Ebola Virus Disease (EVD) rightfully strikes fear: it’s a horrible disease with an average case fatality ratio (CFR) around 50%. EVD CFRs have varied from 25% to 90% in past outbreaks—a stark contrast to the deadliest influenza pandemic in 1918 when the average CFR was around 2.5%. The virus threatens the entire globe with a potential pandemic as it crosses porous borders and spreads through imported cases. From 2014 to 2016, the world witnessed one of the worst EVD outbreaks, originating from Western Africa. The Ebola Zaire outbreak started in Guinea and quickly spread to Liberia and Sierra Leone. In the end, that outbreak infected 28,616 people and killed 11,310 victims (CFR of approximately 39.5%).
The ongoing outbreak in the Democratic Republic of the Congo (DRC) has alarmed the international community with its increasing toll since the start of the outbreak in August 2018. As of September 18, 2019, there were 3,150 identified cases, including 2,108 total deaths, with a CFR of approximately 67%. In anticipation a potential pandemic, the World Health Organization declared the current outbreak a public health emergency of international concern on July 17, 2019, an unusual and unexpected move.
Lessons Learned from Past Outbreaks
The rapid evolution of the viral genome within the infected population can lead to genetic changes that enable the virus to evade existing diagnostic tests and therapeutics, rendering them ineffective.
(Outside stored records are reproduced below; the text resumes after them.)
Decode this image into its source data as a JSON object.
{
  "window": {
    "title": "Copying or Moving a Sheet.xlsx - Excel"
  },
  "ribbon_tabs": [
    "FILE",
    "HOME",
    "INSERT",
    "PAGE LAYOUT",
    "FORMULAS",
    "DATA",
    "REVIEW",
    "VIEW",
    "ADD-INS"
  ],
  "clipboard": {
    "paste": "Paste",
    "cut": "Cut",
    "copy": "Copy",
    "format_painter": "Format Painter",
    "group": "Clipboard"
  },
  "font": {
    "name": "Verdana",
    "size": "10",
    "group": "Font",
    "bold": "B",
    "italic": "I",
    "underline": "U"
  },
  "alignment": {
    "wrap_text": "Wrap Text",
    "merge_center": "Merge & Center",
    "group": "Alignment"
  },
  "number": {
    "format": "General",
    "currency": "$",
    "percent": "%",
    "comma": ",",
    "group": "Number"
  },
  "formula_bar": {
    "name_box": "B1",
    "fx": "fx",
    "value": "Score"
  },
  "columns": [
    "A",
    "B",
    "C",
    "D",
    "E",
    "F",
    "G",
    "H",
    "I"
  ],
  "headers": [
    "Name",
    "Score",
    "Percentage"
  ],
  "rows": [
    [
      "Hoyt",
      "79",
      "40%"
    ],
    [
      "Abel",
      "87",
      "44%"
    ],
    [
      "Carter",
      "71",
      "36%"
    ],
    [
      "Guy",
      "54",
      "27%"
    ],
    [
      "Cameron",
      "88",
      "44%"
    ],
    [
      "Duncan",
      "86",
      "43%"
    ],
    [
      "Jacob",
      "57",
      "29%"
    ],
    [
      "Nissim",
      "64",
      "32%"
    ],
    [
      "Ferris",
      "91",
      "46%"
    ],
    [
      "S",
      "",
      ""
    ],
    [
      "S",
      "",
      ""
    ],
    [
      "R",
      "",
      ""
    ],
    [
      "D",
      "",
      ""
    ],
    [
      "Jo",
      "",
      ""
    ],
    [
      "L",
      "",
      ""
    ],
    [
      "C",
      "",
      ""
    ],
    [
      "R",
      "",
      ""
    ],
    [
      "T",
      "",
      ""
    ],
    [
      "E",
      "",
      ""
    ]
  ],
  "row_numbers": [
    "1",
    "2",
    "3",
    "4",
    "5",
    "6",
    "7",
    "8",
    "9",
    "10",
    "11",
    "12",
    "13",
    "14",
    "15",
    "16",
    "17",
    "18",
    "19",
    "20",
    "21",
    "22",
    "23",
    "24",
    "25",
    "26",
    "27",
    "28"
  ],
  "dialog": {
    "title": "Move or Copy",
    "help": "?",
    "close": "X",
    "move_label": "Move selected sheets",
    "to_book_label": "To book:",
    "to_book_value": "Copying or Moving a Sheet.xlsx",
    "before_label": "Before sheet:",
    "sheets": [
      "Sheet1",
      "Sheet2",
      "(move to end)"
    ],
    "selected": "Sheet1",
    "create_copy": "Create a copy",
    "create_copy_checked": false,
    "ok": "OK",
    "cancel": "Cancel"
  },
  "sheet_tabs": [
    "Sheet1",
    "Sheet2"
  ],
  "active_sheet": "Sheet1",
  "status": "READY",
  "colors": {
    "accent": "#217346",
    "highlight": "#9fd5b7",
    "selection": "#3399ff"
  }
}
Accordingly, there is a need to constantly evaluate assay effectiveness. To facilitate such evaluations, the whole genome sequence of the circulating virus is required. Armed with a full spectrum of next generation sequencing (NGS) data, researchers can easily compare the assay signatures or medical counter measure targets via computer simulation—in silico—to predict whether diagnostics and therapeutics will be effective. Rapid and accurate diagnosis is critical for appropriately triaging patients and preventing disease spread.
Researchers need reference materials—such as patient specimens (blood, serum, other body fluids, tissues, etc.) or viral isolates—from patient samples to understand the biology of the rapidly evolving virus, develop tools to combat new variants, and improve old medical countermeasures. However, getting reference materials out of the affected countries to isolate the virus and develop countermeasures is an arduous and time-consuming endeavor because of logistics, safety, and security concerns.
Next Generation Sequencing Technologies
The advent of NGS technology about 15 years ago has revolutionized many areas of clinical medicine, from pathogen discovery to disease diagnosis to personalized medicine. Rather than trying to import reference material samples to conduct research in U.S. labs, new efforts focus on generating viral genome sequences from patient samples in the country of origin by deploying NGS technologies and training laboratory personnel with support from the U.S. Department of Defense’s Targeted Acquisition of Reference Materials Augmenting Capabilities (TARMAC) program. Developing such capabilities in the affected countries has enabled the rapid generation of whole genome sequence data from patient samples, in some instances within 24 hours from sample receipt. The data could be transmitted and deposited in public databases to enable researchers worldwide to validate or develop new assays and medical countermeasures.
Uses of Sequence Data
How do we validate assay and medical countermeasure efficacies in silico? Defense Biological Product Assurance Office, a national resource for the biological defense community, developed the PCR Signature Erosion Tool (PSET) in 2014 in collaboration with Noblis. This tool allows the in silico validation of the assay signatures and modification of the assays as needed. Similar approaches have been taken for validating the effectiveness of medical countermeasures, including monoclonal antibodies.,
The Centers for Disease Control and Prevention (CDC) recently employed synthetic biology techniques to recreate the virus. High-quality sequence data generated by the Institut National de Recherche Biomédicale in Kinshasa, DRC, with support from scientists at the U.S. Army Medical Research Institute of Infectious Diseases, were posted online. Access to that data enabled the CDC team to recreate the virus—a significant step toward a rapid response to an outbreak in real time. The virus can be used in studies for developing and testing new medical countermeasures.
Real time pre-symptomatic diagnosis and point-of-care treatment of infections are within reach. Containing the outbreak won’t be an easy task, but NGS and synthetic biology techniques give us a chance to get ahead of the virus and slow the spread of EVD before it infects more individuals. These methods could even help develop medical countermeasure on the fly for diseases that do not yet have treatments, protecting the world’s citizens from future infectious disease threats.